> **What the exercise asks**:
Restate each record below word for word, skipping images.
** Exercise inputs follows **
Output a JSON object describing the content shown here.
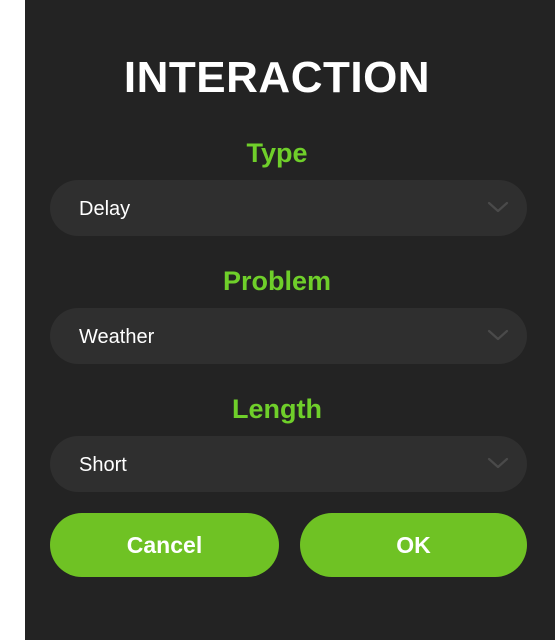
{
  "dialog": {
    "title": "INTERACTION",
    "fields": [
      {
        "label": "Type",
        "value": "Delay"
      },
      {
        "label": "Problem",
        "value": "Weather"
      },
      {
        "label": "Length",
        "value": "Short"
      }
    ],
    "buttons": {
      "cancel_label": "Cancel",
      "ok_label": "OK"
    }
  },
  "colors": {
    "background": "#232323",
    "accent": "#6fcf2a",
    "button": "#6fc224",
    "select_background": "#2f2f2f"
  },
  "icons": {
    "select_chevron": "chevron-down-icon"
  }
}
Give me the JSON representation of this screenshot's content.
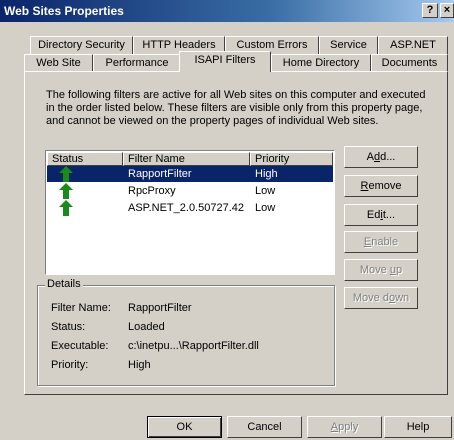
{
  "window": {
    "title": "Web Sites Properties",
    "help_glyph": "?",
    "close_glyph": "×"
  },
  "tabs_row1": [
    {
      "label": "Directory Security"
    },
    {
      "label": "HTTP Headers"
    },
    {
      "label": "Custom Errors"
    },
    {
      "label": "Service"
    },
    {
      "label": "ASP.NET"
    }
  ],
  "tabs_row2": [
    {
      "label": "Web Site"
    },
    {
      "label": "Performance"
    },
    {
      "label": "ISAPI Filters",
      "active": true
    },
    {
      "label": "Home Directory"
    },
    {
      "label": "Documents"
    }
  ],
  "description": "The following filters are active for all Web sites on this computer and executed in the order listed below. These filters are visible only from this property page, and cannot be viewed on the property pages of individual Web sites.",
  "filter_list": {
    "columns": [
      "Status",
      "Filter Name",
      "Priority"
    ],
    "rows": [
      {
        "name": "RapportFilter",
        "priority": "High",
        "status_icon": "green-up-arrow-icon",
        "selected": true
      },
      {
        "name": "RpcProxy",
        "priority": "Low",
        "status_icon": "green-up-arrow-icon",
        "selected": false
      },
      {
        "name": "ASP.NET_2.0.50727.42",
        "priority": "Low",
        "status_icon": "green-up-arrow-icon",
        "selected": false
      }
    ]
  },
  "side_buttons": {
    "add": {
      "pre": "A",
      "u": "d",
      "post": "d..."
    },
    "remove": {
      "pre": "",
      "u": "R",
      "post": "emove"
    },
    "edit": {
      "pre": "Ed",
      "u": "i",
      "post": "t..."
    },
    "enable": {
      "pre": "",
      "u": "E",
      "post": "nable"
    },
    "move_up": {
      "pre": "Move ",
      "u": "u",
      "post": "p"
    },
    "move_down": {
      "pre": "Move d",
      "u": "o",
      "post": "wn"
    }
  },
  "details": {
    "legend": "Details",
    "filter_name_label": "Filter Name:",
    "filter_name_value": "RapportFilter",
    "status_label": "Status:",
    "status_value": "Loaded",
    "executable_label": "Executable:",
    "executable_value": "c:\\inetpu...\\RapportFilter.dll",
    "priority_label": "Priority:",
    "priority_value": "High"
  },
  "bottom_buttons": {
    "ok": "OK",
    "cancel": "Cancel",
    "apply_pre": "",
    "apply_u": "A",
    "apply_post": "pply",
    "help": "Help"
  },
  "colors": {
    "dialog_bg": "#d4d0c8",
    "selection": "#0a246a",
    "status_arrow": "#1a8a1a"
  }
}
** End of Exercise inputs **
> **Output of the task**:
Output a JSON object describing the content shown here.
{
  "dialog": {
    "title": "INTERACTION",
    "fields": [
      {
        "label": "Type",
        "value": "Delay"
      },
      {
        "label": "Problem",
        "value": "Weather"
      },
      {
        "label": "Length",
        "value": "Short"
      }
    ],
    "buttons": {
      "cancel_label": "Cancel",
      "ok_label": "OK"
    }
  },
  "colors": {
    "background": "#232323",
    "accent": "#6fcf2a",
    "button": "#6fc224",
    "select_background": "#2f2f2f"
  },
  "icons": {
    "select_chevron": "chevron-down-icon"
  }
}
Give me the JSON representation of this screenshot's content.
{
  "window": {
    "title": "Web Sites Properties",
    "help_glyph": "?",
    "close_glyph": "×"
  },
  "tabs_row1": [
    {
      "label": "Directory Security"
    },
    {
      "label": "HTTP Headers"
    },
    {
      "label": "Custom Errors"
    },
    {
      "label": "Service"
    },
    {
      "label": "ASP.NET"
    }
  ],
  "tabs_row2": [
    {
      "label": "Web Site"
    },
    {
      "label": "Performance"
    },
    {
      "label": "ISAPI Filters",
      "active": true
    },
    {
      "label": "Home Directory"
    },
    {
      "label": "Documents"
    }
  ],
  "description": "The following filters are active for all Web sites on this computer and executed in the order listed below. These filters are visible only from this property page, and cannot be viewed on the property pages of individual Web sites.",
  "filter_list": {
    "columns": [
      "Status",
      "Filter Name",
      "Priority"
    ],
    "rows": [
      {
        "name": "RapportFilter",
        "priority": "High",
        "status_icon": "green-up-arrow-icon",
        "selected": true
      },
      {
        "name": "RpcProxy",
        "priority": "Low",
        "status_icon": "green-up-arrow-icon",
        "selected": false
      },
      {
        "name": "ASP.NET_2.0.50727.42",
        "priority": "Low",
        "status_icon": "green-up-arrow-icon",
        "selected": false
      }
    ]
  },
  "side_buttons": {
    "add": {
      "pre": "A",
      "u": "d",
      "post": "d..."
    },
    "remove": {
      "pre": "",
      "u": "R",
      "post": "emove"
    },
    "edit": {
      "pre": "Ed",
      "u": "i",
      "post": "t..."
    },
    "enable": {
      "pre": "",
      "u": "E",
      "post": "nable"
    },
    "move_up": {
      "pre": "Move ",
      "u": "u",
      "post": "p"
    },
    "move_down": {
      "pre": "Move d",
      "u": "o",
      "post": "wn"
    }
  },
  "details": {
    "legend": "Details",
    "filter_name_label": "Filter Name:",
    "filter_name_value": "RapportFilter",
    "status_label": "Status:",
    "status_value": "Loaded",
    "executable_label": "Executable:",
    "executable_value": "c:\\inetpu...\\RapportFilter.dll",
    "priority_label": "Priority:",
    "priority_value": "High"
  },
  "bottom_buttons": {
    "ok": "OK",
    "cancel": "Cancel",
    "apply_pre": "",
    "apply_u": "A",
    "apply_post": "pply",
    "help": "Help"
  },
  "colors": {
    "dialog_bg": "#d4d0c8",
    "selection": "#0a246a",
    "status_arrow": "#1a8a1a"
  }
}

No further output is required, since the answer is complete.